Different sports come up with different solutions. But, at this moment, it is confused and inconsistent. If women can become generals, train as marines and fight in combat zones, why not let them compete in men’s sports too? Is this an issue of equality or of fairness? It seems to me there are two solutions. One is to scrap female sports altogether. Let everyone compete together and let the best man or woman win. The other is to create a different set of categories the way there are separate games – like the Paralympics for those who are physically disadvantaged. Let there be special categories for transgender as there are different age groups or weights in some of the martial arts.  

Hermaphrodites get significant space in the Talmud. But not sport! We have rarely had the luxury of indulging in sport when survival has been our priority. The Greeks introduced the Olympic games and the rabbis were no admirers of Greek physical culture. The Sadducee priests were, however, and the priests brought the games to Jerusalem after Alexander the Great. Many young Jewish men endured the surgery that disguised their circumcision so that they could compete naked without feeling embarrassed by their Jewish origin – something that is apparently in vogue nowadays on the West coast. It was our values that kept us alive, not our sport. But I do like sport and I do want to see fairness rather than political correctness.

As we prepare for Purim, we face new culture wars and threats. We have tended to use humor to cope with danger. On Purim in my youth we made fun of everyone – from rabbis to politicians; from teachers to ideas. And we would get dressed up and disguised, men as women, boys as girls (and vice versa), cowboys, Indians, Arabs and belly dancers. 

Nowadays this is what is called cultural expropriation – a cardinal sin in Liberal America. If I pretend to be someone else, even in jest, I can be accused of being a misogynist, a racist and colonialist. But it is OK to call Jews “Nazis”. If I put on a gorilla suit, I may be accused of offending Gorillas. Even if we do it all in private, a loose photograph can condemn us forever. 

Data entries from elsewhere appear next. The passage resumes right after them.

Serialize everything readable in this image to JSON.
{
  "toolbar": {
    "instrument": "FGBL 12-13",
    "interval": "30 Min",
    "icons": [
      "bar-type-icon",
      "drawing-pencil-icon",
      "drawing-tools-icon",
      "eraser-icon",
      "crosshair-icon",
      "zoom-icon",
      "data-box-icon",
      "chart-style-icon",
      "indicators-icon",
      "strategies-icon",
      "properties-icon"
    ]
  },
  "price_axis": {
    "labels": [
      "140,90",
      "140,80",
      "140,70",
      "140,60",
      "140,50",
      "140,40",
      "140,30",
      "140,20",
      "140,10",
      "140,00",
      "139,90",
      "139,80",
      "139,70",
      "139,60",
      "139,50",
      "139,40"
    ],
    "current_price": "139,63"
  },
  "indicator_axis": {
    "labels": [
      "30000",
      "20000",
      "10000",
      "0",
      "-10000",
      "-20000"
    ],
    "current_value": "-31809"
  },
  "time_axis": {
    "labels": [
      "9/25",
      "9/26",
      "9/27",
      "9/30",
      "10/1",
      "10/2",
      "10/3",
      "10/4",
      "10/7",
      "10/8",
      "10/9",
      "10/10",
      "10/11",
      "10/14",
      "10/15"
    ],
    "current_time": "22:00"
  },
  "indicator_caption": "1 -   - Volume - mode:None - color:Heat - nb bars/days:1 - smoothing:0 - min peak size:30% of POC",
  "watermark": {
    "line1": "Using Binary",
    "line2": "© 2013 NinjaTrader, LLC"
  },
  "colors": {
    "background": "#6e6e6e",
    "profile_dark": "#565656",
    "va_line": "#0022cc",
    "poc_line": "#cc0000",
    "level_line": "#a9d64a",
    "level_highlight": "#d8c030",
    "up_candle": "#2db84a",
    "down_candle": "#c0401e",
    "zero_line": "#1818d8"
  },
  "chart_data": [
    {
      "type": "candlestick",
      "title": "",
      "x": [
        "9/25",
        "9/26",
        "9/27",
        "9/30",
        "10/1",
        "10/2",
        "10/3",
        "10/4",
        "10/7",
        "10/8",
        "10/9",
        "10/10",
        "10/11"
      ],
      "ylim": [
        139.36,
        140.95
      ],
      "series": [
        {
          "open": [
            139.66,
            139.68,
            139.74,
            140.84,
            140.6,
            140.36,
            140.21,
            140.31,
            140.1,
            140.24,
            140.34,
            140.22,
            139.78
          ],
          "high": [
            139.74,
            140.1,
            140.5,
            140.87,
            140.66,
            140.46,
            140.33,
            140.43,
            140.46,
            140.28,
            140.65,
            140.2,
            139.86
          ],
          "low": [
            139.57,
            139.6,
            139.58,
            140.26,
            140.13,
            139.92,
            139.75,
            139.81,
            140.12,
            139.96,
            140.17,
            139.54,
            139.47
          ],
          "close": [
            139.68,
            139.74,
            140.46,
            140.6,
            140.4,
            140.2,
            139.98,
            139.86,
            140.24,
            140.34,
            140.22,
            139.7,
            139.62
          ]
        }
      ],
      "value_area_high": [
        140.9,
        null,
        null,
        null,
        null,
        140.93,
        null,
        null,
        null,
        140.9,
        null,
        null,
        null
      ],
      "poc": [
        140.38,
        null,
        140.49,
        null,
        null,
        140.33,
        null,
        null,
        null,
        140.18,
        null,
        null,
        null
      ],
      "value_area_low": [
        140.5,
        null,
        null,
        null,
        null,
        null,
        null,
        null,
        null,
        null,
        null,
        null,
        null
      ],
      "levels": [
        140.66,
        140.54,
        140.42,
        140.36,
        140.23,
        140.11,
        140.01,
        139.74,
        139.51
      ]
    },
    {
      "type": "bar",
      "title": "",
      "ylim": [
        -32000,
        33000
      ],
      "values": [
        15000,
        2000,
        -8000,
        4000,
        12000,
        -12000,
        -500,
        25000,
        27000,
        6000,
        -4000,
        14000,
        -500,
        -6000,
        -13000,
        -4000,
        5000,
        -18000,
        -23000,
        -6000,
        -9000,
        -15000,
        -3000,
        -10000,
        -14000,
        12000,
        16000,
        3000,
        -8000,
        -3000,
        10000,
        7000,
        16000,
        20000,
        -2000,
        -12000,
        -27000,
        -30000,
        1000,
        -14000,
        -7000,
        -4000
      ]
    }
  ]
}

Some Jews now want to claim that Purim is a negative glorification of violence. When it was, and is, no more than a celebration of survival and freedom. Maybe the only option left for Purim is indeed to get drunk. The Megillah is a story of upside down, randomness and turning events on their heads. The whole world seems now to be celebrating Purim without realizing it.